24 Sep What is a menu?
When thinking about a way to get to more options, or a higher level of looking at our content, we often think of a menu. This is the standard way we have always interacted with a virtual environment, but what exactly is a menu?
If course we have these things. We have had them for years. The “top menu”, where we move our mouse and select what we want to do and where we want to go. This is always there and always has been. Not much has changed since the days of Mac OS and Windows 3.1.
Just the idea of ‘File’ is skeuomorphistic. Do we really need files anymore. Do we really need language to define options, or can we find a better way?
With the advancements in haptic interfaces, namely through iOS and Android devices, we now have the ‘hamburger’ icon.
But what does this even mean? It means we want to see a list of things, but does this truly represent a new way of interacting with computers. It still does, after all, give us a list, and I have to bring up the fact that that’s exactly what is listed behind door number ‘File’.
So what can we do break away from the ways in which we’ve interacted for so long. Perhaps it’s a question of direction, of scale, of intuitive contextual knowledge within the space with which we are interacting.
Who says our menu needs to exist as a drawer on the right or left?
Who says it even needs to be a list of items?
We have in our minds a familiar design language full of familiar affordances and familiar conventions. The need we have to conform to these when designing new interfaces of course makes sense: we want to give our users a familiar experience.
But don’t we also want them to explore, to intuit certain things about the spaces we give them to use, and maybe even have a new experience that they may enjoy?
This is the challenge of both keeping a design familiar, while at the same time making it new enough that it’s engaging yet easy to understand.

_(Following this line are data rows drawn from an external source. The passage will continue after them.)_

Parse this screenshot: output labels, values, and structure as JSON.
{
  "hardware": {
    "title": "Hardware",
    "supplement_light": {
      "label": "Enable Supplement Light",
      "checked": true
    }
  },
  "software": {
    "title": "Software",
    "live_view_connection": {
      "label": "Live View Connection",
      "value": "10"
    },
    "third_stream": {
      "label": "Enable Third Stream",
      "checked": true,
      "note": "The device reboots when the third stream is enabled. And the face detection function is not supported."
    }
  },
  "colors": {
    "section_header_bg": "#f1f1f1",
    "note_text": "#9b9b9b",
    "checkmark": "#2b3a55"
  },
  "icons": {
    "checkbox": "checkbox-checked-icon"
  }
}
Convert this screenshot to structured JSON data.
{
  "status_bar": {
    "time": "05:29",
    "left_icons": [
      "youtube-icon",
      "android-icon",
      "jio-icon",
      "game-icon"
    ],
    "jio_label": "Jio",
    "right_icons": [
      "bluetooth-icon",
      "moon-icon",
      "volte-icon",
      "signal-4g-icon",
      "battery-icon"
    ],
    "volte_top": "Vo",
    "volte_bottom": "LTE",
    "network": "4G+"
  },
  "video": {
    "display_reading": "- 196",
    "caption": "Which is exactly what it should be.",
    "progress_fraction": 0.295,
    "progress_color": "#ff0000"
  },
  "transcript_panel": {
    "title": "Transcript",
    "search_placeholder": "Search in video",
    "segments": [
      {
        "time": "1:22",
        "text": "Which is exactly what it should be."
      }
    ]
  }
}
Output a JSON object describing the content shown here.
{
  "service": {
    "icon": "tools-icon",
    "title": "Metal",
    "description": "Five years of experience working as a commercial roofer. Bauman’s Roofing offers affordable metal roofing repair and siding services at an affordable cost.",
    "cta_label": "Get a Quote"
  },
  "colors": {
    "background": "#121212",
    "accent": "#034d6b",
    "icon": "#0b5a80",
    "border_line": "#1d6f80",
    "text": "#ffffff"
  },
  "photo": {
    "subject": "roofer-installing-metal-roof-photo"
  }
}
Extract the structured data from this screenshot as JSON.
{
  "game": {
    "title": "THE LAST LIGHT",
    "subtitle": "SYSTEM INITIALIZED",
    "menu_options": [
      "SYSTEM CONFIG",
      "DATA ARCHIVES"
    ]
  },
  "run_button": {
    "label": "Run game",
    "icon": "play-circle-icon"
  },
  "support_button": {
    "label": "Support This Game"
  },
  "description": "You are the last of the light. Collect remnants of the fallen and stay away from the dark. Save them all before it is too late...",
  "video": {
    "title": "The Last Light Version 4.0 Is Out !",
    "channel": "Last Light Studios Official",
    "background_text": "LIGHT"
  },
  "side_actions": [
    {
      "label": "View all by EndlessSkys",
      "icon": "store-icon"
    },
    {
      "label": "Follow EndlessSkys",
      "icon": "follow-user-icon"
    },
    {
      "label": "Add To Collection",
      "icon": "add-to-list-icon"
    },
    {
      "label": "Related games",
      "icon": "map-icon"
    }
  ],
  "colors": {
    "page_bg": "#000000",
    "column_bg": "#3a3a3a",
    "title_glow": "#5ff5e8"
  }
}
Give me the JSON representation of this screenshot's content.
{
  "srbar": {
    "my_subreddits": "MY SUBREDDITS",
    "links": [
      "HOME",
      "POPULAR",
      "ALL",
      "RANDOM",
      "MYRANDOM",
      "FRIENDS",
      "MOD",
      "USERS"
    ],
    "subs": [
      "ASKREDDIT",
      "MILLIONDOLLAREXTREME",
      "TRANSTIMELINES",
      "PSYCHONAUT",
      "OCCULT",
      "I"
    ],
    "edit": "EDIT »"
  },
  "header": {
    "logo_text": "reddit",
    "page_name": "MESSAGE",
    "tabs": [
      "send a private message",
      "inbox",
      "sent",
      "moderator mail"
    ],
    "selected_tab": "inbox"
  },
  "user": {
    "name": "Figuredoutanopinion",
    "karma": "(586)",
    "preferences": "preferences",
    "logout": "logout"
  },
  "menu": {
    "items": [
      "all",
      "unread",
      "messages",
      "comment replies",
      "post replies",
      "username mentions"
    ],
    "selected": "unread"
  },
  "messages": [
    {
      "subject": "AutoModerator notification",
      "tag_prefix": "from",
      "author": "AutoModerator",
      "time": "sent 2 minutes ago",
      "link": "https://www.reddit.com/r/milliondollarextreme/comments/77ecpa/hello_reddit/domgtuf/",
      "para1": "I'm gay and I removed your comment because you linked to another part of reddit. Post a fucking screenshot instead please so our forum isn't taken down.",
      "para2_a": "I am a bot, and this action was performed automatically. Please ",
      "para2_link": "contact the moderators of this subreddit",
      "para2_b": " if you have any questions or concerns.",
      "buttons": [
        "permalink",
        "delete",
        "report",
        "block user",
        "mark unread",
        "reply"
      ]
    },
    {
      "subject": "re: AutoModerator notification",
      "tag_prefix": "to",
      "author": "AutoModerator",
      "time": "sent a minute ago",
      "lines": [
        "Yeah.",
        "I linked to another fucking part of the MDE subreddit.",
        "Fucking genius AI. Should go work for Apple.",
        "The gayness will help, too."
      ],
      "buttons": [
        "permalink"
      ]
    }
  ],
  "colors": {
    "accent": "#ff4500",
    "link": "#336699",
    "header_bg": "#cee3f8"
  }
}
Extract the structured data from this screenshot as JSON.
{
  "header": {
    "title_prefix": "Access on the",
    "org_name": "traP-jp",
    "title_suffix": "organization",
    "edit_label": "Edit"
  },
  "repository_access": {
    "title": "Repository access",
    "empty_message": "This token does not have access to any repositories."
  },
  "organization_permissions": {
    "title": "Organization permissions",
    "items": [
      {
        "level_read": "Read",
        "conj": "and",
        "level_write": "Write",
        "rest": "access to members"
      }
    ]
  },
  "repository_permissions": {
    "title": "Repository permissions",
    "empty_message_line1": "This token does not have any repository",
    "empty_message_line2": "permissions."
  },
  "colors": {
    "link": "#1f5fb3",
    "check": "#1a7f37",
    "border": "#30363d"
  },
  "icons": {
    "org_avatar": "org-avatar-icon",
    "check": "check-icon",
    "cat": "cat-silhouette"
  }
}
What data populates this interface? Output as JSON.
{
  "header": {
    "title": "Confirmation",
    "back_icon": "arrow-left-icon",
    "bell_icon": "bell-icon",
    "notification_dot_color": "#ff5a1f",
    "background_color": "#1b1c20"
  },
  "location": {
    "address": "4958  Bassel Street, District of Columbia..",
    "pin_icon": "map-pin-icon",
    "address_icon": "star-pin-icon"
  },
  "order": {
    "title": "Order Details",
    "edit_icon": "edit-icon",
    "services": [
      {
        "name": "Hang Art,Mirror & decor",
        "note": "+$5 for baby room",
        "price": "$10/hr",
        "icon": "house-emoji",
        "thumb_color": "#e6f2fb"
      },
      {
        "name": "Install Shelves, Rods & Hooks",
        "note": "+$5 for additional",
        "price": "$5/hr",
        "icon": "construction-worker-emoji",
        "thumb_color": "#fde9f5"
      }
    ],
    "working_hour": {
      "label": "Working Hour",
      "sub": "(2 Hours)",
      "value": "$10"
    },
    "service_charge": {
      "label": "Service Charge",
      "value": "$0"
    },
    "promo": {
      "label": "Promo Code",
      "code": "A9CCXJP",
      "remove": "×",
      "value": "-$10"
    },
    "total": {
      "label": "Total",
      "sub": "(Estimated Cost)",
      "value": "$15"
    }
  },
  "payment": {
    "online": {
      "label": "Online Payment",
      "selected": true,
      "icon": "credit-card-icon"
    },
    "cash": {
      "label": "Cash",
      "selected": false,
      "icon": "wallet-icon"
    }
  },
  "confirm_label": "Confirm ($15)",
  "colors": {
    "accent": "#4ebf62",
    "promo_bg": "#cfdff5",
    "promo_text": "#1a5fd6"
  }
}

Hopefully over time we can move on from the list based menus of the past. No more drop-downs, no more lists, but imagery that conveys meaning, not just words.